city
programme
household
cross section
resource
time
Social Policy

Keywords

  • Household size
  • Housing subsidies
  • Income subsidies
  • NewYork
  • Social programs

ASJC Scopus subject areas

  • Demography

Cite this

Social programs and household size : Evidence from New York city. / Ellen, Ingrid Gould; O'Flaherty, Brendan.

In: Population Research and Policy Review, Vol. 26, No. 4, 08.2007, p. 387-409.

Research output: Contribution to journalArticle

@article{df15cd38f86a4952a2433dca7ad16769,
title = "Social programs and household size: Evidence from New York city",
abstract = "What determines how many adults live in a house? How do people divide themselves up among households? Average household sizes vary substantially, both over time and in the cross-section. In this paper, we describe how a variety of government policies affect living arrangements, intentionally or not. Using data from a survey of households in New York City, we find that these incentives appear to have an impact. Specifically, households receiving these housing and income subsidies are smaller on average (measured by number of adults). The impacts appear to be considerably larger than those that would occur if the programs were lump-sum transfers. Small average household size can be extremely expensive in terms of physical and environmental resources, higher rents, and possibly homelessness. Thus, we encourage policymakers to pay greater heed to the provisions built into various social policies that favor smaller households.",
keywords = "Household size, Housing subsidies, Income subsidies, NewYork, Social programs",
author = "Ellen, {Ingrid Gould} and Brendan O'Flaherty",
year = "2007",
month = "8",
doi = "10.1007/s11113-007-9036-7",
language = "English (US)",
volume = "26",
pages = "387--409",
journal = "Population Research and Policy Review",
issn = "0167-5923",
publisher = "Springer Netherlands",
number = "4",

}

TY - JOUR

T1 - Social programs and household size

T2 - Evidence from New York city

AU - Ellen, Ingrid Gould

AU - O'Flaherty, Brendan

PY - 2007/8

Y1 - 2007/8

N2 - What determines how many adults live in a house? How do people divide themselves up among households? Average household sizes vary substantially, both over time and in the cross-section. In this paper, we describe how a variety of government policies affect living arrangements, intentionally or not. Using data from a survey of households in New York City, we find that these incentives appear to have an impact. Specifically, households receiving these housing and income subsidies are smaller on average (measured by number of adults). The impacts appear to be considerably larger than those that would occur if the programs were lump-sum transfers. Small average household size can be extremely expensive in terms of physical and environmental resources, higher rents, and possibly homelessness. Thus, we encourage policymakers to pay greater heed to the provisions built into various social policies that favor smaller households.

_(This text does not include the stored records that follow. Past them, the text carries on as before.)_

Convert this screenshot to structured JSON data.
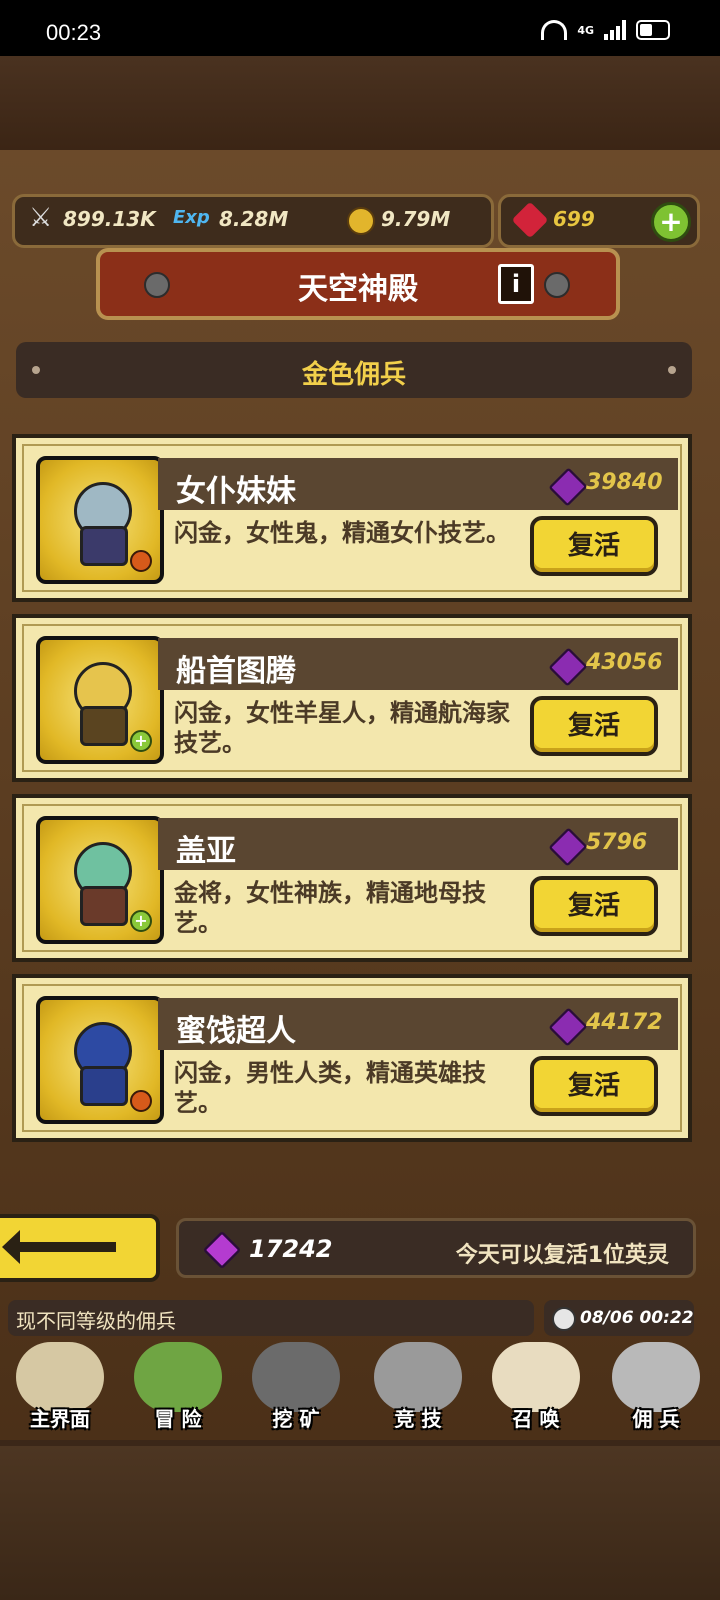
{
  "status": {
    "time": "00:23",
    "network": "4G"
  },
  "resources": {
    "attack": "899.13K",
    "exp": "8.28M",
    "gold": "9.79M",
    "ruby": "699"
  },
  "title": "天空神殿",
  "section": "金色佣兵",
  "heroes": [
    {
      "name": "女仆妹妹",
      "price": "39840",
      "desc": "闪金，女性鬼，精通女仆技艺。",
      "button": "复活",
      "head_color": "#9fb8c4",
      "body_color": "#3b3a6a",
      "badge": "orange"
    },
    {
      "name": "船首图腾",
      "price": "43056",
      "desc": "闪金，女性羊星人，精通航海家技艺。",
      "button": "复活",
      "head_color": "#e6c44d",
      "body_color": "#5a4420",
      "badge": "green"
    },
    {
      "name": "盖亚",
      "price": "5796",
      "desc": "金将，女性神族，精通地母技艺。",
      "button": "复活",
      "head_color": "#6fc1a0",
      "body_color": "#6a3a2a",
      "badge": "green"
    },
    {
      "name": "蜜饯超人",
      "price": "44172",
      "desc": "闪金，男性人类，精通英雄技艺。",
      "button": "复活",
      "head_color": "#2d4aa3",
      "body_color": "#2a3f8c",
      "badge": "orange"
    }
  ],
  "footer": {
    "gem_count": "17242",
    "note": "今天可以复活1位英灵"
  },
  "ticker": "现不同等级的佣兵",
  "clock": "08/06 00:22",
  "nav": [
    "主界面",
    "冒 险",
    "挖 矿",
    "竞 技",
    "召 唤",
    "佣 兵"
  ]
}
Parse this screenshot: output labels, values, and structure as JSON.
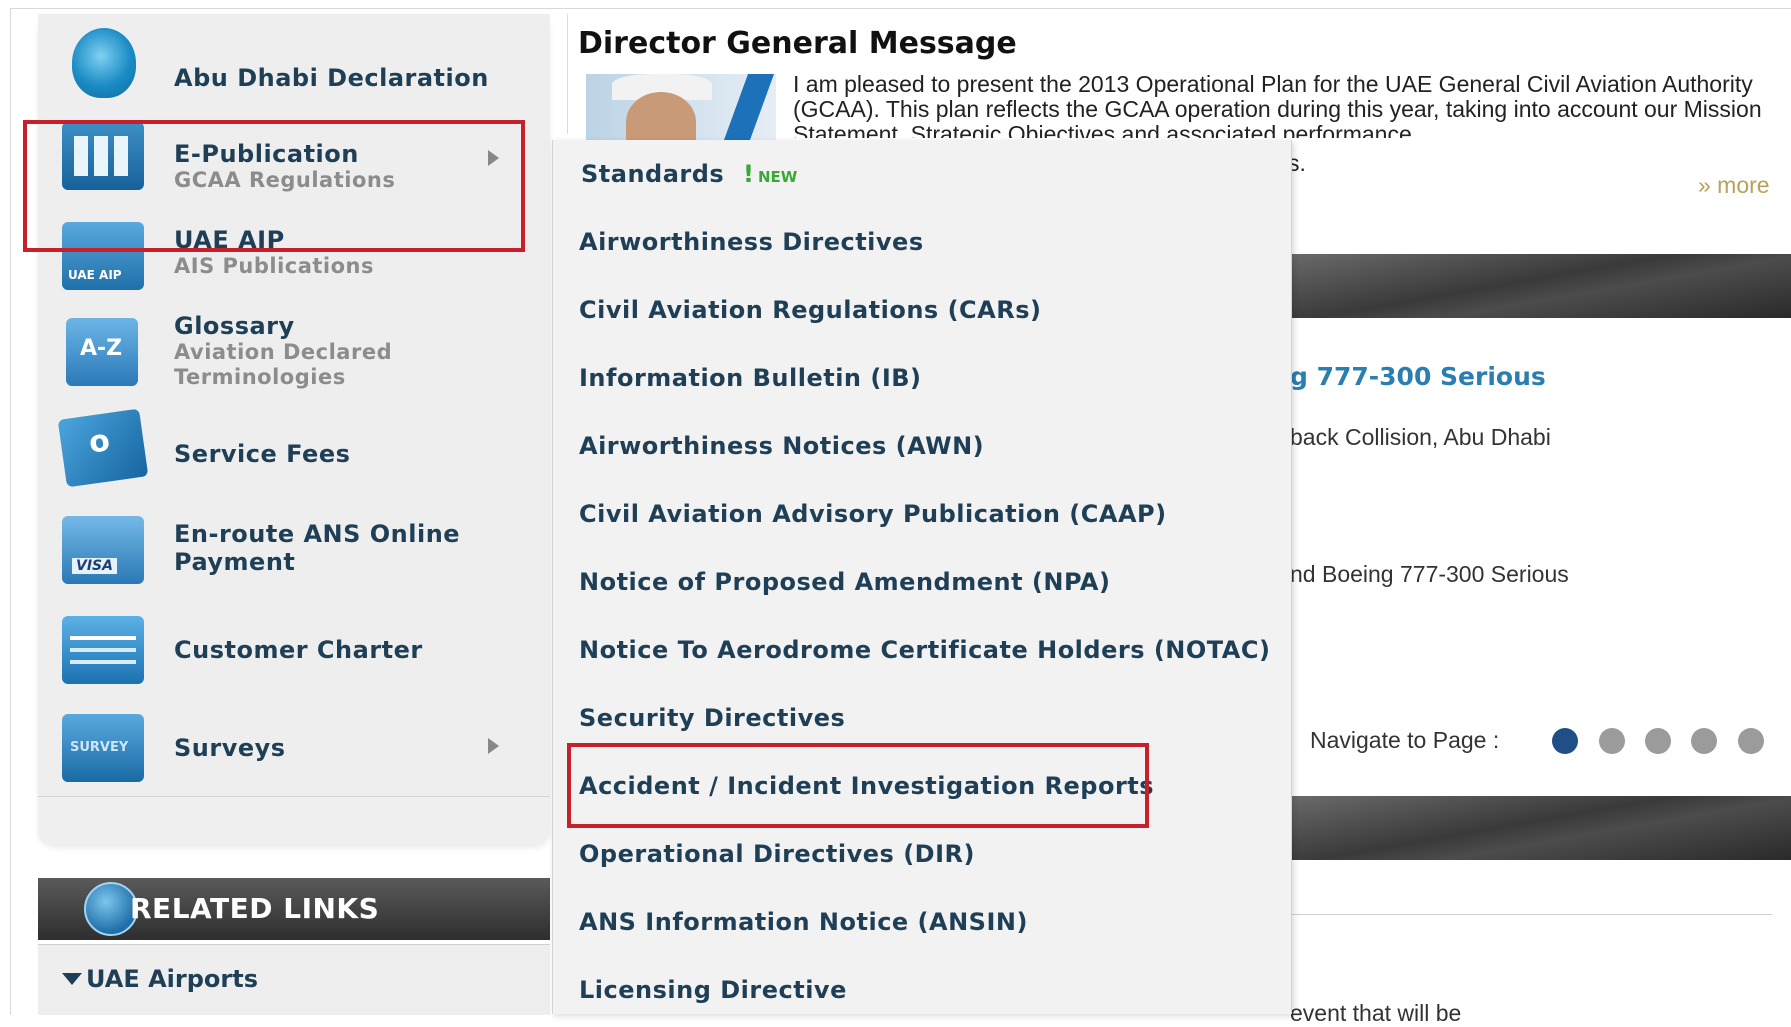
{
  "sidebar": {
    "items": [
      {
        "title": "Abu Dhabi Declaration",
        "icon": "declaration-icon"
      },
      {
        "title": "E-Publication",
        "subtitle": "GCAA Regulations",
        "icon": "publication-icon"
      },
      {
        "title": "UAE AIP",
        "subtitle": "AIS Publications",
        "icon": "aip-icon"
      },
      {
        "title": "Glossary",
        "subtitle_line1": "Aviation Declared",
        "subtitle_line2": "Terminologies",
        "icon": "az-icon"
      },
      {
        "title": "Service Fees",
        "icon": "fees-icon"
      },
      {
        "title_line1": "En-route ANS Online",
        "title_line2": "Payment",
        "icon": "visa-card-icon"
      },
      {
        "title": "Customer Charter",
        "icon": "charter-icon"
      },
      {
        "title": "Surveys",
        "icon": "survey-icon"
      }
    ]
  },
  "related": {
    "title": "RELATED LINKS",
    "airports": "UAE Airports"
  },
  "submenu": {
    "items": [
      "Standards",
      "Airworthiness Directives",
      "Civil Aviation Regulations (CARs)",
      "Information Bulletin (IB)",
      "Airworthiness Notices (AWN)",
      "Civil Aviation Advisory Publication (CAAP)",
      "Notice of Proposed Amendment (NPA)",
      "Notice To Aerodrome Certificate Holders (NOTAC)",
      "Security Directives",
      "Accident / Incident Investigation Reports",
      "Operational Directives (DIR)",
      "ANS Information Notice (ANSIN)",
      "Licensing Directive"
    ],
    "new_badge": "NEW"
  },
  "message": {
    "title": "Director General Message",
    "text": "I am pleased to present the 2013 Operational Plan for the UAE General Civil Aviation Authority (GCAA). This plan reflects the GCAA operation during this year, taking into account our Mission Statement, Strategic Objectives and associated performance",
    "tail": "s.",
    "more": "» more"
  },
  "news": {
    "title_fragment": "g 777-300 Serious",
    "line1": "back Collision, Abu Dhabi",
    "line2": "nd Boeing 777-300 Serious",
    "navigate_label": "Navigate to Page :",
    "pages": 5,
    "active_page": 1,
    "bottom_fragment": "event that will be"
  },
  "colors": {
    "highlight": "#c8202a",
    "link": "#2a7fb0",
    "menu_text": "#1f3f56",
    "active_dot": "#1f4f86"
  }
}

AB - What determines how many adults live in a house? How do people divide themselves up among households? Average household sizes vary substantially, both over time and in the cross-section. In this paper, we describe how a variety of government policies affect living arrangements, intentionally or not. Using data from a survey of households in New York City, we find that these incentives appear to have an impact. Specifically, households receiving these housing and income subsidies are smaller on average (measured by number of adults). The impacts appear to be considerably larger than those that would occur if the programs were lump-sum transfers. Small average household size can be extremely expensive in terms of physical and environmental resources, higher rents, and possibly homelessness. Thus, we encourage policymakers to pay greater heed to the provisions built into various social policies that favor smaller households.

KW - Household size

KW - Housing subsidies

KW - Income subsidies

KW - NewYork

KW - Social programs

UR - http://www.scopus.com/inward/record.url?scp=34547914100&partnerID=8YFLogxK

UR - http://www.scopus.com/inward/citedby.url?scp=34547914100&partnerID=8YFLogxK

U2 - 10.1007/s11113-007-9036-7

DO - 10.1007/s11113-007-9036-7

M3 - Article

VL - 26

SP - 387

EP - 409

JO - Population Research and Policy Review

JF - Population Research and Policy Review

SN - 0167-5923

IS - 4

ER -